Component data from apps and pages
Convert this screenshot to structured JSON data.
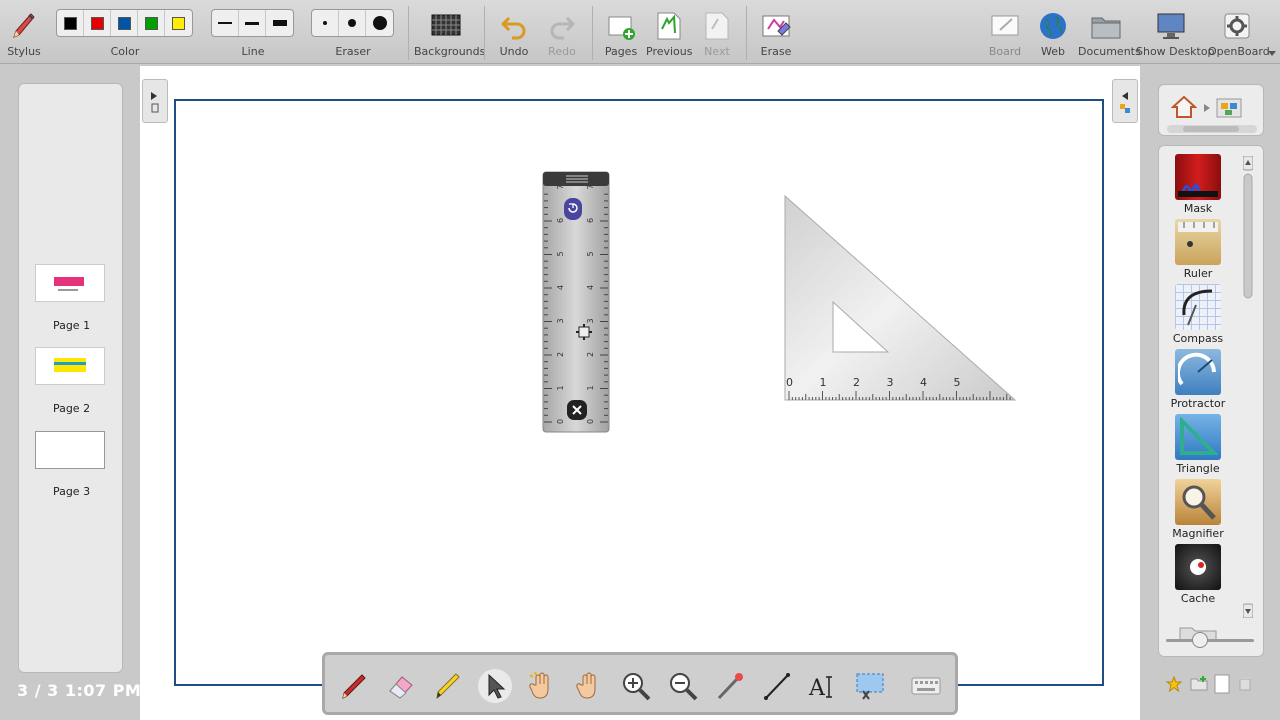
{
  "toolbar": {
    "stylus": "Stylus",
    "color": "Color",
    "line": "Line",
    "eraser": "Eraser",
    "backgrounds": "Backgrounds",
    "undo": "Undo",
    "redo": "Redo",
    "pages": "Pages",
    "previous": "Previous",
    "next": "Next",
    "erase": "Erase",
    "board": "Board",
    "web": "Web",
    "documents": "Documents",
    "show_desktop": "Show Desktop",
    "openboard": "OpenBoard",
    "colors": [
      "#000000",
      "#e60000",
      "#0055a5",
      "#00a000",
      "#ffee00"
    ]
  },
  "pages": [
    {
      "label": "Page 1"
    },
    {
      "label": "Page 2"
    },
    {
      "label": "Page 3"
    }
  ],
  "status": {
    "clock": "3 / 3 1:07 PM"
  },
  "ruler": {
    "ticks": [
      "0",
      "1",
      "2",
      "3",
      "4",
      "5",
      "6",
      "7"
    ]
  },
  "triangle": {
    "ticks": [
      "0",
      "1",
      "2",
      "3",
      "4",
      "5"
    ]
  },
  "library": {
    "items": [
      {
        "label": "Mask"
      },
      {
        "label": "Ruler"
      },
      {
        "label": "Compass"
      },
      {
        "label": "Protractor"
      },
      {
        "label": "Triangle"
      },
      {
        "label": "Magnifier"
      },
      {
        "label": "Cache"
      }
    ]
  },
  "colors": {
    "frame": "#1f4f82",
    "accent": "#e4337a"
  }
}
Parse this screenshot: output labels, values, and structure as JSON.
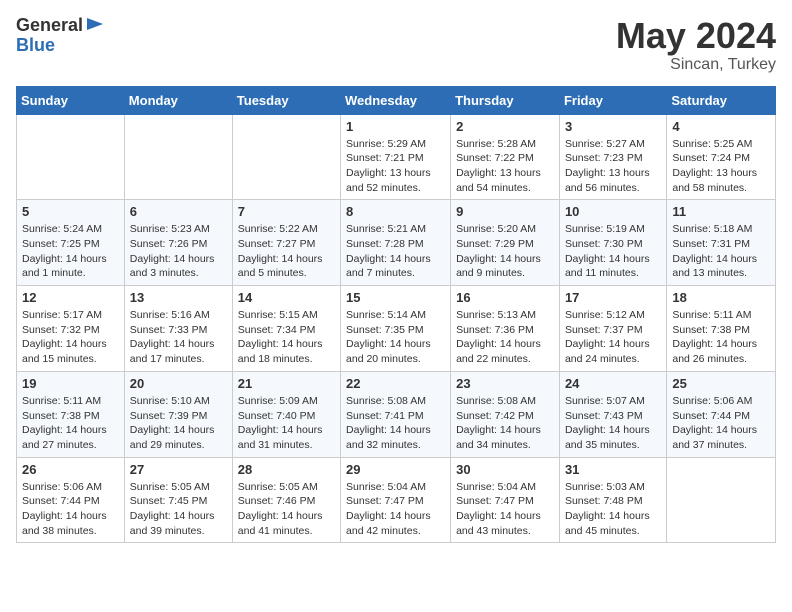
{
  "logo": {
    "general": "General",
    "blue": "Blue"
  },
  "title": "May 2024",
  "subtitle": "Sincan, Turkey",
  "days_of_week": [
    "Sunday",
    "Monday",
    "Tuesday",
    "Wednesday",
    "Thursday",
    "Friday",
    "Saturday"
  ],
  "weeks": [
    [
      {
        "num": "",
        "sunrise": "",
        "sunset": "",
        "daylight": ""
      },
      {
        "num": "",
        "sunrise": "",
        "sunset": "",
        "daylight": ""
      },
      {
        "num": "",
        "sunrise": "",
        "sunset": "",
        "daylight": ""
      },
      {
        "num": "1",
        "sunrise": "Sunrise: 5:29 AM",
        "sunset": "Sunset: 7:21 PM",
        "daylight": "Daylight: 13 hours and 52 minutes."
      },
      {
        "num": "2",
        "sunrise": "Sunrise: 5:28 AM",
        "sunset": "Sunset: 7:22 PM",
        "daylight": "Daylight: 13 hours and 54 minutes."
      },
      {
        "num": "3",
        "sunrise": "Sunrise: 5:27 AM",
        "sunset": "Sunset: 7:23 PM",
        "daylight": "Daylight: 13 hours and 56 minutes."
      },
      {
        "num": "4",
        "sunrise": "Sunrise: 5:25 AM",
        "sunset": "Sunset: 7:24 PM",
        "daylight": "Daylight: 13 hours and 58 minutes."
      }
    ],
    [
      {
        "num": "5",
        "sunrise": "Sunrise: 5:24 AM",
        "sunset": "Sunset: 7:25 PM",
        "daylight": "Daylight: 14 hours and 1 minute."
      },
      {
        "num": "6",
        "sunrise": "Sunrise: 5:23 AM",
        "sunset": "Sunset: 7:26 PM",
        "daylight": "Daylight: 14 hours and 3 minutes."
      },
      {
        "num": "7",
        "sunrise": "Sunrise: 5:22 AM",
        "sunset": "Sunset: 7:27 PM",
        "daylight": "Daylight: 14 hours and 5 minutes."
      },
      {
        "num": "8",
        "sunrise": "Sunrise: 5:21 AM",
        "sunset": "Sunset: 7:28 PM",
        "daylight": "Daylight: 14 hours and 7 minutes."
      },
      {
        "num": "9",
        "sunrise": "Sunrise: 5:20 AM",
        "sunset": "Sunset: 7:29 PM",
        "daylight": "Daylight: 14 hours and 9 minutes."
      },
      {
        "num": "10",
        "sunrise": "Sunrise: 5:19 AM",
        "sunset": "Sunset: 7:30 PM",
        "daylight": "Daylight: 14 hours and 11 minutes."
      },
      {
        "num": "11",
        "sunrise": "Sunrise: 5:18 AM",
        "sunset": "Sunset: 7:31 PM",
        "daylight": "Daylight: 14 hours and 13 minutes."
      }
    ],
    [
      {
        "num": "12",
        "sunrise": "Sunrise: 5:17 AM",
        "sunset": "Sunset: 7:32 PM",
        "daylight": "Daylight: 14 hours and 15 minutes."
      },
      {
        "num": "13",
        "sunrise": "Sunrise: 5:16 AM",
        "sunset": "Sunset: 7:33 PM",
        "daylight": "Daylight: 14 hours and 17 minutes."
      },
      {
        "num": "14",
        "sunrise": "Sunrise: 5:15 AM",
        "sunset": "Sunset: 7:34 PM",
        "daylight": "Daylight: 14 hours and 18 minutes."
      },
      {
        "num": "15",
        "sunrise": "Sunrise: 5:14 AM",
        "sunset": "Sunset: 7:35 PM",
        "daylight": "Daylight: 14 hours and 20 minutes."
      },
      {
        "num": "16",
        "sunrise": "Sunrise: 5:13 AM",
        "sunset": "Sunset: 7:36 PM",
        "daylight": "Daylight: 14 hours and 22 minutes."
      },
      {
        "num": "17",
        "sunrise": "Sunrise: 5:12 AM",
        "sunset": "Sunset: 7:37 PM",
        "daylight": "Daylight: 14 hours and 24 minutes."
      },
      {
        "num": "18",
        "sunrise": "Sunrise: 5:11 AM",
        "sunset": "Sunset: 7:38 PM",
        "daylight": "Daylight: 14 hours and 26 minutes."
      }
    ],
    [
      {
        "num": "19",
        "sunrise": "Sunrise: 5:11 AM",
        "sunset": "Sunset: 7:38 PM",
        "daylight": "Daylight: 14 hours and 27 minutes."
      },
      {
        "num": "20",
        "sunrise": "Sunrise: 5:10 AM",
        "sunset": "Sunset: 7:39 PM",
        "daylight": "Daylight: 14 hours and 29 minutes."
      },
      {
        "num": "21",
        "sunrise": "Sunrise: 5:09 AM",
        "sunset": "Sunset: 7:40 PM",
        "daylight": "Daylight: 14 hours and 31 minutes."
      },
      {
        "num": "22",
        "sunrise": "Sunrise: 5:08 AM",
        "sunset": "Sunset: 7:41 PM",
        "daylight": "Daylight: 14 hours and 32 minutes."
      },
      {
        "num": "23",
        "sunrise": "Sunrise: 5:08 AM",
        "sunset": "Sunset: 7:42 PM",
        "daylight": "Daylight: 14 hours and 34 minutes."
      },
      {
        "num": "24",
        "sunrise": "Sunrise: 5:07 AM",
        "sunset": "Sunset: 7:43 PM",
        "daylight": "Daylight: 14 hours and 35 minutes."
      },
      {
        "num": "25",
        "sunrise": "Sunrise: 5:06 AM",
        "sunset": "Sunset: 7:44 PM",
        "daylight": "Daylight: 14 hours and 37 minutes."
      }
    ],
    [
      {
        "num": "26",
        "sunrise": "Sunrise: 5:06 AM",
        "sunset": "Sunset: 7:44 PM",
        "daylight": "Daylight: 14 hours and 38 minutes."
      },
      {
        "num": "27",
        "sunrise": "Sunrise: 5:05 AM",
        "sunset": "Sunset: 7:45 PM",
        "daylight": "Daylight: 14 hours and 39 minutes."
      },
      {
        "num": "28",
        "sunrise": "Sunrise: 5:05 AM",
        "sunset": "Sunset: 7:46 PM",
        "daylight": "Daylight: 14 hours and 41 minutes."
      },
      {
        "num": "29",
        "sunrise": "Sunrise: 5:04 AM",
        "sunset": "Sunset: 7:47 PM",
        "daylight": "Daylight: 14 hours and 42 minutes."
      },
      {
        "num": "30",
        "sunrise": "Sunrise: 5:04 AM",
        "sunset": "Sunset: 7:47 PM",
        "daylight": "Daylight: 14 hours and 43 minutes."
      },
      {
        "num": "31",
        "sunrise": "Sunrise: 5:03 AM",
        "sunset": "Sunset: 7:48 PM",
        "daylight": "Daylight: 14 hours and 45 minutes."
      },
      {
        "num": "",
        "sunrise": "",
        "sunset": "",
        "daylight": ""
      }
    ]
  ]
}
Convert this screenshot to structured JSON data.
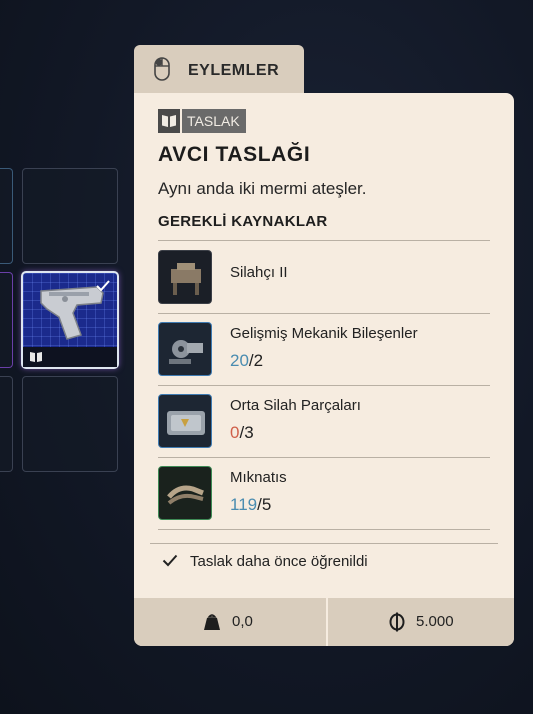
{
  "tab": {
    "label": "EYLEMLER",
    "icon": "mouse-icon"
  },
  "panel": {
    "badge": "TASLAK",
    "title": "AVCI TASLAĞI",
    "description": "Aynı anda iki mermi ateşler.",
    "section_title": "GEREKLİ KAYNAKLAR",
    "resources": [
      {
        "name": "Silahçı II",
        "have": "",
        "sep": "",
        "need": "",
        "icon": "workbench-icon"
      },
      {
        "name": "Gelişmiş Mekanik Bileşenler",
        "have": "20",
        "sep": "/",
        "need": "2",
        "icon": "mechanical-parts-icon"
      },
      {
        "name": "Orta Silah Parçaları",
        "have": "0",
        "sep": "/",
        "need": "3",
        "icon": "weapon-parts-case-icon"
      },
      {
        "name": "Mıknatıs",
        "have": "119",
        "sep": "/",
        "need": "5",
        "icon": "magnet-icon"
      }
    ],
    "learned_text": "Taslak daha önce öğrenildi",
    "weight": "0,0",
    "price": "5.000"
  },
  "colors": {
    "panel_bg": "#f6ece0",
    "tab_bg": "#d9cdbd",
    "have_ok": "#4a8cb0",
    "have_low": "#d0604a"
  }
}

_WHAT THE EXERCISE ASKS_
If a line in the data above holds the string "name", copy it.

_RESPONSE AREA_
        "name": "Silahçı II",
        "name": "Gelişmiş Mekanik Bileşenler",
        "name": "Orta Silah Parçaları",
        "name": "Mıknatıs",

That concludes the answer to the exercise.